- About this task: The entries shown below are to be printed in full, unaltered.

- Material shown:
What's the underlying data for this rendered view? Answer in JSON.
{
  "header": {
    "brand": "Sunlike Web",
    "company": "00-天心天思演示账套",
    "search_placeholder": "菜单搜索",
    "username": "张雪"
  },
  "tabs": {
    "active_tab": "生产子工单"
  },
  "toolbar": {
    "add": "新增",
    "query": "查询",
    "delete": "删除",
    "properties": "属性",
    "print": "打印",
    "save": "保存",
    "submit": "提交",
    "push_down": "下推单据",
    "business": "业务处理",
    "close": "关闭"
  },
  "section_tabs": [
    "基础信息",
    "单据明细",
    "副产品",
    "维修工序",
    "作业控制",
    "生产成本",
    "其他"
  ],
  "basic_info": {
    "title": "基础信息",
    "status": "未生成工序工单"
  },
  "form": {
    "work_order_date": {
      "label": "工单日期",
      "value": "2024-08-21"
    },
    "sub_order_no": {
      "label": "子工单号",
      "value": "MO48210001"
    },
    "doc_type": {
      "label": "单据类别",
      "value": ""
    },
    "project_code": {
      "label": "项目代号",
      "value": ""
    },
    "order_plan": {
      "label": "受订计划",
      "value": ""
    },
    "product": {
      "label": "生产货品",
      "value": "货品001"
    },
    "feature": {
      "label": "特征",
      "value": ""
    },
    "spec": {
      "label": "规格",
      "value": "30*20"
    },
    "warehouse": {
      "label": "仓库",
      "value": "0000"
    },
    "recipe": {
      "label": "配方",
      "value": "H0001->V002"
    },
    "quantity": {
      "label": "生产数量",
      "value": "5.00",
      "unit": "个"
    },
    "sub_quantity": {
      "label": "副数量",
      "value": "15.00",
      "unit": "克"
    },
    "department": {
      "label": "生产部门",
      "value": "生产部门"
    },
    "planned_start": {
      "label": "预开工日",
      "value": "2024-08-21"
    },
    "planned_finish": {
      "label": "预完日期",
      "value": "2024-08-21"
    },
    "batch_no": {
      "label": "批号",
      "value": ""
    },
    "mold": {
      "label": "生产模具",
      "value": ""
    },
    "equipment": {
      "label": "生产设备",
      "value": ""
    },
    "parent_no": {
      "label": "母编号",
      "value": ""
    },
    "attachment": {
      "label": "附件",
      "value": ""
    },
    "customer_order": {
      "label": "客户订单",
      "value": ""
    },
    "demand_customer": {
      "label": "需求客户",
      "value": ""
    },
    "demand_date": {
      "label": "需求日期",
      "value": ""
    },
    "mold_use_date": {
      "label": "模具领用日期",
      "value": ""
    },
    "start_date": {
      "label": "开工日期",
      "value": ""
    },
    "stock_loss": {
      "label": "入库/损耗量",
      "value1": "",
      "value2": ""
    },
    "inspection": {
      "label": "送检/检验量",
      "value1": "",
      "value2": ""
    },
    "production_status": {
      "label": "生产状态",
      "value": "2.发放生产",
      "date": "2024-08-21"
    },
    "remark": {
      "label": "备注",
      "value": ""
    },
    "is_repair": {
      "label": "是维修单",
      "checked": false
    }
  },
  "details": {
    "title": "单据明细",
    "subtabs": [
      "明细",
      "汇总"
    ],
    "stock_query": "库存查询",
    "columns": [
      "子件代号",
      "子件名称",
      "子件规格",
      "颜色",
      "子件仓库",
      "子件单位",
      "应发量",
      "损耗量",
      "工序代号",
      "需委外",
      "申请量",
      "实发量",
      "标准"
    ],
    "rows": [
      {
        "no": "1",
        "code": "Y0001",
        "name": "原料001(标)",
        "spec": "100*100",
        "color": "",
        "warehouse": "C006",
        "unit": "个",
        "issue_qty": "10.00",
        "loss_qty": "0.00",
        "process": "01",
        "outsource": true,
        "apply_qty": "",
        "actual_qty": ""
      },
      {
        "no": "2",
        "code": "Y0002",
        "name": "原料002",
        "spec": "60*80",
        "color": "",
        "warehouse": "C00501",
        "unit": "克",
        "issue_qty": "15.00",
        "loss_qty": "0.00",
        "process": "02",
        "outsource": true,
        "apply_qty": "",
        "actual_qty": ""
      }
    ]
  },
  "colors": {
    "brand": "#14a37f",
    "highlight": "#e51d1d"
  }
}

- Response to the exercise:
What's the underlying data for this rendered view? Answer in JSON.
{
  "header": {
    "brand": "Sunlike Web",
    "company": "00-天心天思演示账套",
    "search_placeholder": "菜单搜索",
    "username": "张雪"
  },
  "tabs": {
    "active_tab": "生产子工单"
  },
  "toolbar": {
    "add": "新增",
    "query": "查询",
    "delete": "删除",
    "properties": "属性",
    "print": "打印",
    "save": "保存",
    "submit": "提交",
    "push_down": "下推单据",
    "business": "业务处理",
    "close": "关闭"
  },
  "section_tabs": [
    "基础信息",
    "单据明细",
    "副产品",
    "维修工序",
    "作业控制",
    "生产成本",
    "其他"
  ],
  "basic_info": {
    "title": "基础信息",
    "status": "未生成工序工单"
  },
  "form": {
    "work_order_date": {
      "label": "工单日期",
      "value": "2024-08-21"
    },
    "sub_order_no": {
      "label": "子工单号",
      "value": "MO48210001"
    },
    "doc_type": {
      "label": "单据类别",
      "value": ""
    },
    "project_code": {
      "label": "项目代号",
      "value": ""
    },
    "order_plan": {
      "label": "受订计划",
      "value": ""
    },
    "product": {
      "label": "生产货品",
      "value": "货品001"
    },
    "feature": {
      "label": "特征",
      "value": ""
    },
    "spec": {
      "label": "规格",
      "value": "30*20"
    },
    "warehouse": {
      "label": "仓库",
      "value": "0000"
    },
    "recipe": {
      "label": "配方",
      "value": "H0001->V002"
    },
    "quantity": {
      "label": "生产数量",
      "value": "5.00",
      "unit": "个"
    },
    "sub_quantity": {
      "label": "副数量",
      "value": "15.00",
      "unit": "克"
    },
    "department": {
      "label": "生产部门",
      "value": "生产部门"
    },
    "planned_start": {
      "label": "预开工日",
      "value": "2024-08-21"
    },
    "planned_finish": {
      "label": "预完日期",
      "value": "2024-08-21"
    },
    "batch_no": {
      "label": "批号",
      "value": ""
    },
    "mold": {
      "label": "生产模具",
      "value": ""
    },
    "equipment": {
      "label": "生产设备",
      "value": ""
    },
    "parent_no": {
      "label": "母编号",
      "value": ""
    },
    "attachment": {
      "label": "附件",
      "value": ""
    },
    "customer_order": {
      "label": "客户订单",
      "value": ""
    },
    "demand_customer": {
      "label": "需求客户",
      "value": ""
    },
    "demand_date": {
      "label": "需求日期",
      "value": ""
    },
    "mold_use_date": {
      "label": "模具领用日期",
      "value": ""
    },
    "start_date": {
      "label": "开工日期",
      "value": ""
    },
    "stock_loss": {
      "label": "入库/损耗量",
      "value1": "",
      "value2": ""
    },
    "inspection": {
      "label": "送检/检验量",
      "value1": "",
      "value2": ""
    },
    "production_status": {
      "label": "生产状态",
      "value": "2.发放生产",
      "date": "2024-08-21"
    },
    "remark": {
      "label": "备注",
      "value": ""
    },
    "is_repair": {
      "label": "是维修单",
      "checked": false
    }
  },
  "details": {
    "title": "单据明细",
    "subtabs": [
      "明细",
      "汇总"
    ],
    "stock_query": "库存查询",
    "columns": [
      "子件代号",
      "子件名称",
      "子件规格",
      "颜色",
      "子件仓库",
      "子件单位",
      "应发量",
      "损耗量",
      "工序代号",
      "需委外",
      "申请量",
      "实发量",
      "标准"
    ],
    "rows": [
      {
        "no": "1",
        "code": "Y0001",
        "name": "原料001(标)",
        "spec": "100*100",
        "color": "",
        "warehouse": "C006",
        "unit": "个",
        "issue_qty": "10.00",
        "loss_qty": "0.00",
        "process": "01",
        "outsource": true,
        "apply_qty": "",
        "actual_qty": ""
      },
      {
        "no": "2",
        "code": "Y0002",
        "name": "原料002",
        "spec": "60*80",
        "color": "",
        "warehouse": "C00501",
        "unit": "克",
        "issue_qty": "15.00",
        "loss_qty": "0.00",
        "process": "02",
        "outsource": true,
        "apply_qty": "",
        "actual_qty": ""
      }
    ]
  },
  "colors": {
    "brand": "#14a37f",
    "highlight": "#e51d1d"
  }
}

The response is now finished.